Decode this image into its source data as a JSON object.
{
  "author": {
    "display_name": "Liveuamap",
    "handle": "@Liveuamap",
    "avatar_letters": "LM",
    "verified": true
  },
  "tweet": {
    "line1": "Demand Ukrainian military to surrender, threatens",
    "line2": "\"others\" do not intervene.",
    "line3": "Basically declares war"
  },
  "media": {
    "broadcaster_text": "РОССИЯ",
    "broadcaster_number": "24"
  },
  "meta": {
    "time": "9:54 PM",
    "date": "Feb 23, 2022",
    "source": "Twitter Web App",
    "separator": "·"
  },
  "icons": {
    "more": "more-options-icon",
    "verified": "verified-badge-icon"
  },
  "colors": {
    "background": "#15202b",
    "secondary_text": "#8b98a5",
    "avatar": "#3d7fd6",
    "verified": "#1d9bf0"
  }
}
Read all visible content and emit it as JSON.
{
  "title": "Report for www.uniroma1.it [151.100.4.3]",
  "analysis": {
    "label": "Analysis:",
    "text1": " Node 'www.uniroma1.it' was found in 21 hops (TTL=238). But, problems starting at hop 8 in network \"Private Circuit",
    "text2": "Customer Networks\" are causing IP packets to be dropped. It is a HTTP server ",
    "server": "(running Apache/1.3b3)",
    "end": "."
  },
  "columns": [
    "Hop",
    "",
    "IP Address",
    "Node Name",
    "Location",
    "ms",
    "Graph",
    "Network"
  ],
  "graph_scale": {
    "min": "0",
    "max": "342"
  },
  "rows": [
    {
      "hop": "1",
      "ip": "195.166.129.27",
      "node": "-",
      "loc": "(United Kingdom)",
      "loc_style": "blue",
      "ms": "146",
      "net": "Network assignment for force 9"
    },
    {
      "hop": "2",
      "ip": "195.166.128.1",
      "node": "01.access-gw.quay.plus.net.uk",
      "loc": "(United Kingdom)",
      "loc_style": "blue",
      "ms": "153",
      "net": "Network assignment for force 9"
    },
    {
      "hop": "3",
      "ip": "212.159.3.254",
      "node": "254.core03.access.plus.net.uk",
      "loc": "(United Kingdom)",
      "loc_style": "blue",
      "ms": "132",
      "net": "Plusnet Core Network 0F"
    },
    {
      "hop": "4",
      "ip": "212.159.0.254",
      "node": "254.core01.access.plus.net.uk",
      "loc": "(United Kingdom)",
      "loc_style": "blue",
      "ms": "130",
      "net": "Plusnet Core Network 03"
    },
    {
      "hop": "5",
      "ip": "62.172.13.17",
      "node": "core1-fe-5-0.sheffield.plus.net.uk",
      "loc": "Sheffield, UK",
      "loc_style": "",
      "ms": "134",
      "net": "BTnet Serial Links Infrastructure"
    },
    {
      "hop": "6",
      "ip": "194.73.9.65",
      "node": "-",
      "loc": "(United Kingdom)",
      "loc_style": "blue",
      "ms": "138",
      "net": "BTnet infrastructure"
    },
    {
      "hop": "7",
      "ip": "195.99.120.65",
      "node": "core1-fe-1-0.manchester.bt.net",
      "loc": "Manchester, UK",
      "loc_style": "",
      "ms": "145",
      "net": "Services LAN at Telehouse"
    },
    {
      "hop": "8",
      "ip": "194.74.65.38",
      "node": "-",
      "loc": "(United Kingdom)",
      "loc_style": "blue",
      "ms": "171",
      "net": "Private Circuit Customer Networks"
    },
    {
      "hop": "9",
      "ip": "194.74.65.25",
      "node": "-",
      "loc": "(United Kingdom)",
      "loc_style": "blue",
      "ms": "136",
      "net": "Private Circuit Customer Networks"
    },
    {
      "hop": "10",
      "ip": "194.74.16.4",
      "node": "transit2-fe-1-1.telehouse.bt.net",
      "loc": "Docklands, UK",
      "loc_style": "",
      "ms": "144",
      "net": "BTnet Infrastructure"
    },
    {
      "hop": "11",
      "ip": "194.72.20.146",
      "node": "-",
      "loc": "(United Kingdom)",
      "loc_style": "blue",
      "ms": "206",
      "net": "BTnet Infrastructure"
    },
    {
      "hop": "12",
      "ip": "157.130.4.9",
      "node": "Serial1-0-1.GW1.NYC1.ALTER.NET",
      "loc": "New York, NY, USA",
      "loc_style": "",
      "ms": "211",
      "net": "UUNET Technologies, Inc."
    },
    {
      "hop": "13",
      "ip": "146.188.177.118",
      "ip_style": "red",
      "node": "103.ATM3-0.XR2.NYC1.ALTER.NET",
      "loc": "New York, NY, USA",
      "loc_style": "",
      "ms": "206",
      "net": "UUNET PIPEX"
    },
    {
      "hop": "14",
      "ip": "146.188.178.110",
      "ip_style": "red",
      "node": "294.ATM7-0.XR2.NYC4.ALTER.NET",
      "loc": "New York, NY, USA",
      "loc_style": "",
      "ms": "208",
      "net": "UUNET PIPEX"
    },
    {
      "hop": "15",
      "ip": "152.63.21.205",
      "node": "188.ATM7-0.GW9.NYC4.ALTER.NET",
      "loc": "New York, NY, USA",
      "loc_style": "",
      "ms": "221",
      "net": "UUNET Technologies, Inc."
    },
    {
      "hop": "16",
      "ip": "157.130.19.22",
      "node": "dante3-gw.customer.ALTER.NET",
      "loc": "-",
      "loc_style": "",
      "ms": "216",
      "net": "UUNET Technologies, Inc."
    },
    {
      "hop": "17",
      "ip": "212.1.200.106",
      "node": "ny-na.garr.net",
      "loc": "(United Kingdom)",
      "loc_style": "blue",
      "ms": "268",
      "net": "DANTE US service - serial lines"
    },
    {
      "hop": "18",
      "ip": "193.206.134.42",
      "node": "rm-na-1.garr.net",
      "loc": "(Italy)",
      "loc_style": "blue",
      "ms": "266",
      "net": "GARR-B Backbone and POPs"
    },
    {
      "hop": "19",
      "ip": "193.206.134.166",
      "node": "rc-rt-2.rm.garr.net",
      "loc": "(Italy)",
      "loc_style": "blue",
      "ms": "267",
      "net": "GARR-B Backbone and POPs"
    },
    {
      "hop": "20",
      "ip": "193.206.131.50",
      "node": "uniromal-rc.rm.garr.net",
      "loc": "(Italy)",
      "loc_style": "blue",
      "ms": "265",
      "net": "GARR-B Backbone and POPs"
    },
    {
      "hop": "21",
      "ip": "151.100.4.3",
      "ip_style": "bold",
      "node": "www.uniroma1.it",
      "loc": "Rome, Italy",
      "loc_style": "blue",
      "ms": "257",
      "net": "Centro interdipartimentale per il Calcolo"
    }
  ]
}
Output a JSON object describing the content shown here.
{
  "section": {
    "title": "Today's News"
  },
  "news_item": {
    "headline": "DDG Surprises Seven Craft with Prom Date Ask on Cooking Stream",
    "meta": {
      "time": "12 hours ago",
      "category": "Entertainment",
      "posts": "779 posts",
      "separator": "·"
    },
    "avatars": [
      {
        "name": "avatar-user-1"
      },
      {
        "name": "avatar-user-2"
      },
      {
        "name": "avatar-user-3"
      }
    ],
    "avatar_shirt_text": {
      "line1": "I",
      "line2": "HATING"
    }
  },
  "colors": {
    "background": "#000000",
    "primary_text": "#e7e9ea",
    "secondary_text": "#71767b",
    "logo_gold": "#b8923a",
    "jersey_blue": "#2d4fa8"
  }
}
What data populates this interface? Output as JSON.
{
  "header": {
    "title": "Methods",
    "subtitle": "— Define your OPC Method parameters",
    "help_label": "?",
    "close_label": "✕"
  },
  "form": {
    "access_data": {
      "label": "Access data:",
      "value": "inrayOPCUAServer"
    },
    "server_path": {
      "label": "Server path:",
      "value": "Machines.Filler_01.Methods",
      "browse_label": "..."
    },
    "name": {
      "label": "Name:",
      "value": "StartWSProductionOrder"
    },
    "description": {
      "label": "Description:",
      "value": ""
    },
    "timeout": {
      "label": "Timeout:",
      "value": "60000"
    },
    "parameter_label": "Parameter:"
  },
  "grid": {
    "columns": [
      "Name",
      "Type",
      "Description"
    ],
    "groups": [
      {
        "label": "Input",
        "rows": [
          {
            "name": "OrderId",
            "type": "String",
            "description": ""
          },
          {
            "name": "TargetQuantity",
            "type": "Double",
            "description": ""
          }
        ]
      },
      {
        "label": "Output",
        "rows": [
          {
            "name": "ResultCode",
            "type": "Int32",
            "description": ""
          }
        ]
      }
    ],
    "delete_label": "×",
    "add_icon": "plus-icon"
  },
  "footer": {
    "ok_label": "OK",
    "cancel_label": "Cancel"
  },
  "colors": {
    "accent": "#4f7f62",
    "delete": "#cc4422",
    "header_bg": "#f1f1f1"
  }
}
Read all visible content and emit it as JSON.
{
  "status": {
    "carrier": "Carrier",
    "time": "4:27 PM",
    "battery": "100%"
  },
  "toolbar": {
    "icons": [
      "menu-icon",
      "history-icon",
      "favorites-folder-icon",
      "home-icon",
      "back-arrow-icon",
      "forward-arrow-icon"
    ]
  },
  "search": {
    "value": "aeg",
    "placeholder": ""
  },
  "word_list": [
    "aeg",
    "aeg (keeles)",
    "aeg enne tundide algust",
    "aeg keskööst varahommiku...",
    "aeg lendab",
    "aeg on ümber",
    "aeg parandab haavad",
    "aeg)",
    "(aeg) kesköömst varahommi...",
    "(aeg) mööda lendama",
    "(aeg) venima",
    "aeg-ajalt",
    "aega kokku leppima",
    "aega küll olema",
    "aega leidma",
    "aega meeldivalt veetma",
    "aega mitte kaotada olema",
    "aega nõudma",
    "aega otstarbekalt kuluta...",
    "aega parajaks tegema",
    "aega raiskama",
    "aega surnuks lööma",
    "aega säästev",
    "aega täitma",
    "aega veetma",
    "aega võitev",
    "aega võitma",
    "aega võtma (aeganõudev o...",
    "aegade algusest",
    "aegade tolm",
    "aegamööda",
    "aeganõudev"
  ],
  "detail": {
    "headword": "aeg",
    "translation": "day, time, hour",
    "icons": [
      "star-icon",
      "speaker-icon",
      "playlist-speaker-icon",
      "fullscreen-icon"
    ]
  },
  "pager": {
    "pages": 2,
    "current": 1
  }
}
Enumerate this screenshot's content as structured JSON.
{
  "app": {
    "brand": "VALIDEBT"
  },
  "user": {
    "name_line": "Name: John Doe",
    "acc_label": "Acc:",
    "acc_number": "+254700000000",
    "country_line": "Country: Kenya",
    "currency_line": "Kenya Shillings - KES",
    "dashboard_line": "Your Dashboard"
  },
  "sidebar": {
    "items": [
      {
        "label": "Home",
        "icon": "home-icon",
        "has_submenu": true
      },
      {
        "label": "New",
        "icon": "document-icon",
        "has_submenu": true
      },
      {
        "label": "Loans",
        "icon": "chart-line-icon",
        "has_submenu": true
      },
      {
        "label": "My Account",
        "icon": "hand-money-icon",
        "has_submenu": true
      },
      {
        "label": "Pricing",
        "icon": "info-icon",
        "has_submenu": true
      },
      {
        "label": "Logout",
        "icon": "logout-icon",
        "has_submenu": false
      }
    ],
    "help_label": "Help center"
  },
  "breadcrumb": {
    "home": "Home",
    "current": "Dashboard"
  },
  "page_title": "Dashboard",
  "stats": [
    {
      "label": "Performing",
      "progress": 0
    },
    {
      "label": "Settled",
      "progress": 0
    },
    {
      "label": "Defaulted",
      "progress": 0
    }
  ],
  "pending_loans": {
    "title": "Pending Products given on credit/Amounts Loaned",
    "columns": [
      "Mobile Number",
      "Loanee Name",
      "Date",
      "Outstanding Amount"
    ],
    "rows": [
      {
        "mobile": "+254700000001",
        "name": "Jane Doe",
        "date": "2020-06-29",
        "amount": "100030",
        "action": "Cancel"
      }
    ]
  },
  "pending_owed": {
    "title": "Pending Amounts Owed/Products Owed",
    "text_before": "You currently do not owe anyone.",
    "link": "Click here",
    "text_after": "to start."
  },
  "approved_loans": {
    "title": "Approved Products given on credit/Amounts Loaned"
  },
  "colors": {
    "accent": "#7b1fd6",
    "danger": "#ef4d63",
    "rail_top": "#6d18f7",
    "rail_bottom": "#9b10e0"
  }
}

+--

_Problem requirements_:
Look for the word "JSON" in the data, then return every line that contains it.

_The answer_:
Decode this image into its source data as a JSON object.
Read all visible content and emit it as JSON.
Output a JSON object describing the content shown here.
What data populates this interface? Output as JSON.
Read all visible content and emit it as JSON.
Enumerate this screenshot's content as structured JSON.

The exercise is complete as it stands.